GETTING THERE: Travel to Jardines de la Reina is conducted through the historic town of Camaguëy and the Ignacio Agramonte International Airport. There are flights from both Fort Lauderdale and the Miami airport. Avalon Cuban Fishing Centers’ travel schedule for this trip means an overnight stay before the regroup and bus ride to Júcaro Port. I highly suggest staying in Cuba at the Hotel Santa María; Avalon will handle arrangements. The city is vibrant, safe, and has plenty to see.
ATMs and credit cards are virtually nonexistent in Cuba. Make sure to bring everything you will need for expenses and tips in cash. If you wish to convert money to Cuban convertible pesos (CUC$) you can do so at the airport, but it is not necessary, as most places accept USD at a 15 percent upcharge.
GEAR: With such an array of species, waters, and fishing situations, it’s best to be prepared. After all, if you don’t bring it with you, it doesn’t exist in Cuba. The guides have little by way of flies or gear.
For rods, one 12-weight, two 10-weights, and two 8-weights is ideal. This lineup allows you to hit bigger tarpon, resident tarpon, permit, and bonefish sufficiently, and have a backup rod ready for whatever else the Gardens throw at you.
Have a floating line for each outfit, but also make sure to take at least one intermediate line for your 10- or 12-weight for tarpon in the channels. You should also take fluorocarbon line in varying weight strengths from 80, 60, 40, 20, and 16, down to 12 pounds.
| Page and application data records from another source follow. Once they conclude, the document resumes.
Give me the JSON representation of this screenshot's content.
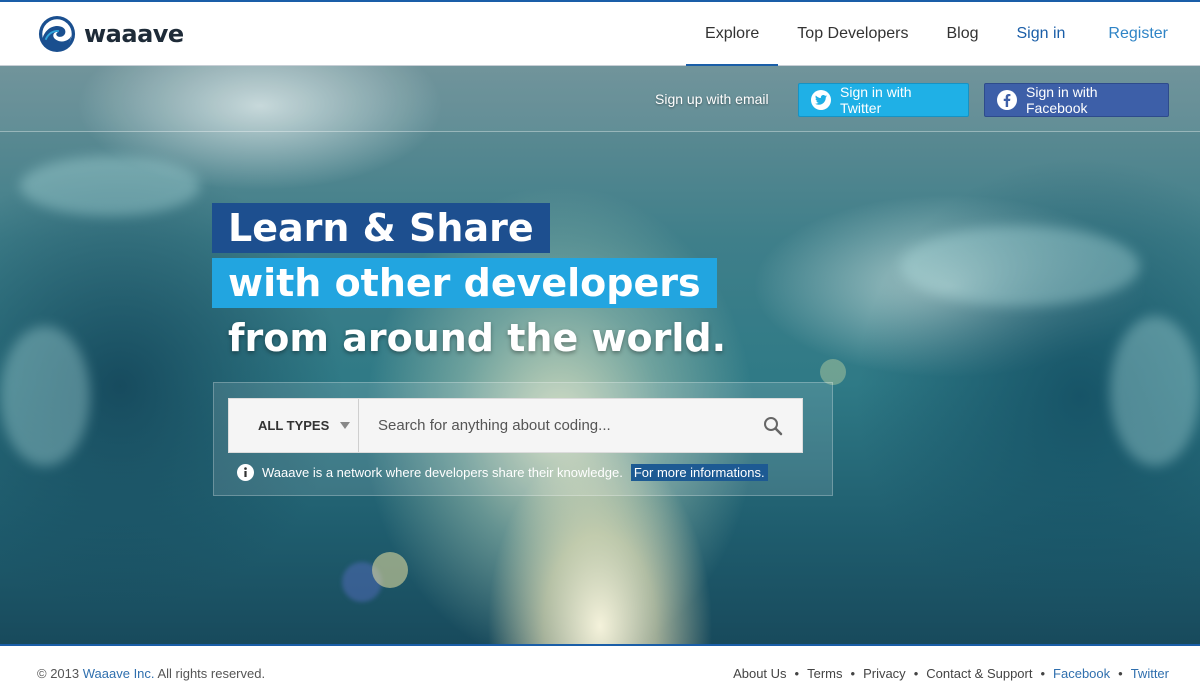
{
  "header": {
    "brand": "waaave",
    "nav": [
      {
        "label": "Explore",
        "active": true
      },
      {
        "label": "Top Developers"
      },
      {
        "label": "Blog"
      },
      {
        "label": "Sign in"
      },
      {
        "label": "Register"
      }
    ]
  },
  "hero": {
    "signup_email": "Sign up with email",
    "twitter_button": "Sign in with Twitter",
    "facebook_button": "Sign in with Facebook",
    "headline": [
      "Learn & Share",
      "with other developers",
      "from around the world."
    ],
    "search": {
      "type_label": "ALL TYPES",
      "placeholder": "Search for anything about coding..."
    },
    "info_text": "Waaave is a network where developers share their knowledge.",
    "info_link": "For more informations."
  },
  "footer": {
    "copyright_prefix": "© 2013",
    "copyright_brand": "Waaave Inc.",
    "copyright_suffix": "All rights reserved.",
    "links": [
      "About Us",
      "Terms",
      "Privacy",
      "Contact & Support"
    ],
    "social_links": [
      "Facebook",
      "Twitter"
    ],
    "separator": "•"
  },
  "colors": {
    "brand_blue": "#1a5ea8",
    "twitter": "#1fb0e6",
    "facebook": "#3d5fa8",
    "headline_dark": "#1d4f8f",
    "headline_light": "#22a5e0"
  },
  "icons": [
    "wave-logo-icon",
    "twitter-bird-icon",
    "facebook-f-icon",
    "dropdown-caret-icon",
    "search-icon",
    "info-icon"
  ]
}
Flies can make or break a trip to the Gardens. There is a lot of turtle grass, and your bonefish flies should be light yet weedless and ride with the hook point up. Dumbbell eyes are generally too heavy, so look for or tie flies with light bead chain on size 6 to size 4 hooks. Tarpon flies for this area are pretty standard, so make sure to have Tarpon Toads and Cockroaches in various colors. The guides insist on using Avalon Permit Flies for permit. Honestly, there’s no need for much else.